• [TASK REQUIREMENTS]:
Provide a verbatim copy of the data below.

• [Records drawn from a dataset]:
◆ ◆ ◆ ◆ ◆ ◆ ◆

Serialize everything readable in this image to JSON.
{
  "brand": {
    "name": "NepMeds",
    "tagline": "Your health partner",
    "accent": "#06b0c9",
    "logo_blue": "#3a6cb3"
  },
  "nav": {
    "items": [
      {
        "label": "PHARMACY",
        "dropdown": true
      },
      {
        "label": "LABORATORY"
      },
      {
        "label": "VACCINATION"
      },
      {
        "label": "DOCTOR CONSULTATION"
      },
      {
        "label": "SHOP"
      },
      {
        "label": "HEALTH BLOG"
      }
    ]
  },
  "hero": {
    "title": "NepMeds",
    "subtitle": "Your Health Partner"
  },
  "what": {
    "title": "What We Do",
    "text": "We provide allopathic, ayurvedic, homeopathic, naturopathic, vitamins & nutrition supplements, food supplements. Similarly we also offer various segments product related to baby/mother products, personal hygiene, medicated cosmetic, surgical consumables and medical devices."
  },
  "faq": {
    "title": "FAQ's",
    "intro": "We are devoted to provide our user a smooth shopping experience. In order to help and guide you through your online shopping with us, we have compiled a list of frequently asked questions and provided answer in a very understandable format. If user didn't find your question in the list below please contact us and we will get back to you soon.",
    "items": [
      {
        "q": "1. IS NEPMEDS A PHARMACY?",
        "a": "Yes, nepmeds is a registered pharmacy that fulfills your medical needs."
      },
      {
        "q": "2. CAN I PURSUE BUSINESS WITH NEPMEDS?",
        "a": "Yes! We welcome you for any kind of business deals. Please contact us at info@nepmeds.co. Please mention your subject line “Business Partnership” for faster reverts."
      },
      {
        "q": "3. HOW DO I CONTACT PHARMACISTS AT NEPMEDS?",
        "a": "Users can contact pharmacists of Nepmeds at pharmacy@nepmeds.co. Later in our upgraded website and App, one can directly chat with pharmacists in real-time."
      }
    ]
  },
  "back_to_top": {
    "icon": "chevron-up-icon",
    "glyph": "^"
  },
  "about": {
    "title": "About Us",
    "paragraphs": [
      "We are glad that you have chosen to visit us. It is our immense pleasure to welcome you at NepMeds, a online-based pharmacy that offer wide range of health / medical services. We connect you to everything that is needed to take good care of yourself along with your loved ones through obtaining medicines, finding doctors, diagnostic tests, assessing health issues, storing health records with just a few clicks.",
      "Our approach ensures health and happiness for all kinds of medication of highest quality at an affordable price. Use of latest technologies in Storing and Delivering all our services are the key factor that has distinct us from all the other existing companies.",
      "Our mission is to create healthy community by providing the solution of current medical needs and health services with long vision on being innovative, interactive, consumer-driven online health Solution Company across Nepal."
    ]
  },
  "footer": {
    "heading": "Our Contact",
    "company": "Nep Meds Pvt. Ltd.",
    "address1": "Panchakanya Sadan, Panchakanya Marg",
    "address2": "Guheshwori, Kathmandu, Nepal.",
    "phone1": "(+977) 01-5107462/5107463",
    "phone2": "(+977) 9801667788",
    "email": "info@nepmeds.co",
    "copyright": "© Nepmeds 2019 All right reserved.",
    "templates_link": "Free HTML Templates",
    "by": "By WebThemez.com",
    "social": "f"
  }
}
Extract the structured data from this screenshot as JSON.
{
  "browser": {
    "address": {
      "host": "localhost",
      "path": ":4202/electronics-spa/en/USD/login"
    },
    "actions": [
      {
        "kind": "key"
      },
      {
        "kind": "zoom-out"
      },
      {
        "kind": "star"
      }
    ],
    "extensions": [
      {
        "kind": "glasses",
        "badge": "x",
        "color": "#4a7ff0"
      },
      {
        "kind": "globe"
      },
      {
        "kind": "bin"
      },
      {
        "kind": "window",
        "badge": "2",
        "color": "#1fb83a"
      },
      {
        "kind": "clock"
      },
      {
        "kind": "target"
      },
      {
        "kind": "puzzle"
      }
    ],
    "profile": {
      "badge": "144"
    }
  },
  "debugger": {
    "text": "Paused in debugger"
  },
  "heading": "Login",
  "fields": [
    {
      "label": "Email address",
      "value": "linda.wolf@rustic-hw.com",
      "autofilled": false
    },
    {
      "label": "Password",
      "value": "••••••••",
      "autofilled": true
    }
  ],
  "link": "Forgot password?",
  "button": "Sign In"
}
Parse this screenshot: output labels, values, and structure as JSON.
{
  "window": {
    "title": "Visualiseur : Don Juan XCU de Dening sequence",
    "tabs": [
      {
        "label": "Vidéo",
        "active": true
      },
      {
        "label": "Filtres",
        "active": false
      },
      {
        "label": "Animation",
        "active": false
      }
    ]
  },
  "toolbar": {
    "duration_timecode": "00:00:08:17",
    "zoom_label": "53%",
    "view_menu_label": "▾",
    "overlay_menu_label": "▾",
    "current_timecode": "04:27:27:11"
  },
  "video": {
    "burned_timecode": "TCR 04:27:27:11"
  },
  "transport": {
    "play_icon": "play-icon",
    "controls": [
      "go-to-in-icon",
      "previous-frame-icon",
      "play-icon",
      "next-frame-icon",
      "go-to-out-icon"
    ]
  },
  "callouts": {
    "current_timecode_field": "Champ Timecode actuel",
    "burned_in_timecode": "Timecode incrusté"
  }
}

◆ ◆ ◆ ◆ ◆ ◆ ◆

• [PROBLEM SOLUTION]:
Serialize everything readable in this image to JSON.
{
  "brand": {
    "name": "NepMeds",
    "tagline": "Your health partner",
    "accent": "#06b0c9",
    "logo_blue": "#3a6cb3"
  },
  "nav": {
    "items": [
      {
        "label": "PHARMACY",
        "dropdown": true
      },
      {
        "label": "LABORATORY"
      },
      {
        "label": "VACCINATION"
      },
      {
        "label": "DOCTOR CONSULTATION"
      },
      {
        "label": "SHOP"
      },
      {
        "label": "HEALTH BLOG"
      }
    ]
  },
  "hero": {
    "title": "NepMeds",
    "subtitle": "Your Health Partner"
  },
  "what": {
    "title": "What We Do",
    "text": "We provide allopathic, ayurvedic, homeopathic, naturopathic, vitamins & nutrition supplements, food supplements. Similarly we also offer various segments product related to baby/mother products, personal hygiene, medicated cosmetic, surgical consumables and medical devices."
  },
  "faq": {
    "title": "FAQ's",
    "intro": "We are devoted to provide our user a smooth shopping experience. In order to help and guide you through your online shopping with us, we have compiled a list of frequently asked questions and provided answer in a very understandable format. If user didn't find your question in the list below please contact us and we will get back to you soon.",
    "items": [
      {
        "q": "1. IS NEPMEDS A PHARMACY?",
        "a": "Yes, nepmeds is a registered pharmacy that fulfills your medical needs."
      },
      {
        "q": "2. CAN I PURSUE BUSINESS WITH NEPMEDS?",
        "a": "Yes! We welcome you for any kind of business deals. Please contact us at info@nepmeds.co. Please mention your subject line “Business Partnership” for faster reverts."
      },
      {
        "q": "3. HOW DO I CONTACT PHARMACISTS AT NEPMEDS?",
        "a": "Users can contact pharmacists of Nepmeds at pharmacy@nepmeds.co. Later in our upgraded website and App, one can directly chat with pharmacists in real-time."
      }
    ]
  },
  "back_to_top": {
    "icon": "chevron-up-icon",
    "glyph": "^"
  },
  "about": {
    "title": "About Us",
    "paragraphs": [
      "We are glad that you have chosen to visit us. It is our immense pleasure to welcome you at NepMeds, a online-based pharmacy that offer wide range of health / medical services. We connect you to everything that is needed to take good care of yourself along with your loved ones through obtaining medicines, finding doctors, diagnostic tests, assessing health issues, storing health records with just a few clicks.",
      "Our approach ensures health and happiness for all kinds of medication of highest quality at an affordable price. Use of latest technologies in Storing and Delivering all our services are the key factor that has distinct us from all the other existing companies.",
      "Our mission is to create healthy community by providing the solution of current medical needs and health services with long vision on being innovative, interactive, consumer-driven online health Solution Company across Nepal."
    ]
  },
  "footer": {
    "heading": "Our Contact",
    "company": "Nep Meds Pvt. Ltd.",
    "address1": "Panchakanya Sadan, Panchakanya Marg",
    "address2": "Guheshwori, Kathmandu, Nepal.",
    "phone1": "(+977) 01-5107462/5107463",
    "phone2": "(+977) 9801667788",
    "email": "info@nepmeds.co",
    "copyright": "© Nepmeds 2019 All right reserved.",
    "templates_link": "Free HTML Templates",
    "by": "By WebThemez.com",
    "social": "f"
  }
}
Extract the structured data from this screenshot as JSON.
{
  "browser": {
    "address": {
      "host": "localhost",
      "path": ":4202/electronics-spa/en/USD/login"
    },
    "actions": [
      {
        "kind": "key"
      },
      {
        "kind": "zoom-out"
      },
      {
        "kind": "star"
      }
    ],
    "extensions": [
      {
        "kind": "glasses",
        "badge": "x",
        "color": "#4a7ff0"
      },
      {
        "kind": "globe"
      },
      {
        "kind": "bin"
      },
      {
        "kind": "window",
        "badge": "2",
        "color": "#1fb83a"
      },
      {
        "kind": "clock"
      },
      {
        "kind": "target"
      },
      {
        "kind": "puzzle"
      }
    ],
    "profile": {
      "badge": "144"
    }
  },
  "debugger": {
    "text": "Paused in debugger"
  },
  "heading": "Login",
  "fields": [
    {
      "label": "Email address",
      "value": "linda.wolf@rustic-hw.com",
      "autofilled": false
    },
    {
      "label": "Password",
      "value": "••••••••",
      "autofilled": true
    }
  ],
  "link": "Forgot password?",
  "button": "Sign In"
}
Parse this screenshot: output labels, values, and structure as JSON.
{
  "window": {
    "title": "Visualiseur : Don Juan XCU de Dening sequence",
    "tabs": [
      {
        "label": "Vidéo",
        "active": true
      },
      {
        "label": "Filtres",
        "active": false
      },
      {
        "label": "Animation",
        "active": false
      }
    ]
  },
  "toolbar": {
    "duration_timecode": "00:00:08:17",
    "zoom_label": "53%",
    "view_menu_label": "▾",
    "overlay_menu_label": "▾",
    "current_timecode": "04:27:27:11"
  },
  "video": {
    "burned_timecode": "TCR 04:27:27:11"
  },
  "transport": {
    "play_icon": "play-icon",
    "controls": [
      "go-to-in-icon",
      "previous-frame-icon",
      "play-icon",
      "next-frame-icon",
      "go-to-out-icon"
    ]
  },
  "callouts": {
    "current_timecode_field": "Champ Timecode actuel",
    "burned_in_timecode": "Timecode incrusté"
  }
}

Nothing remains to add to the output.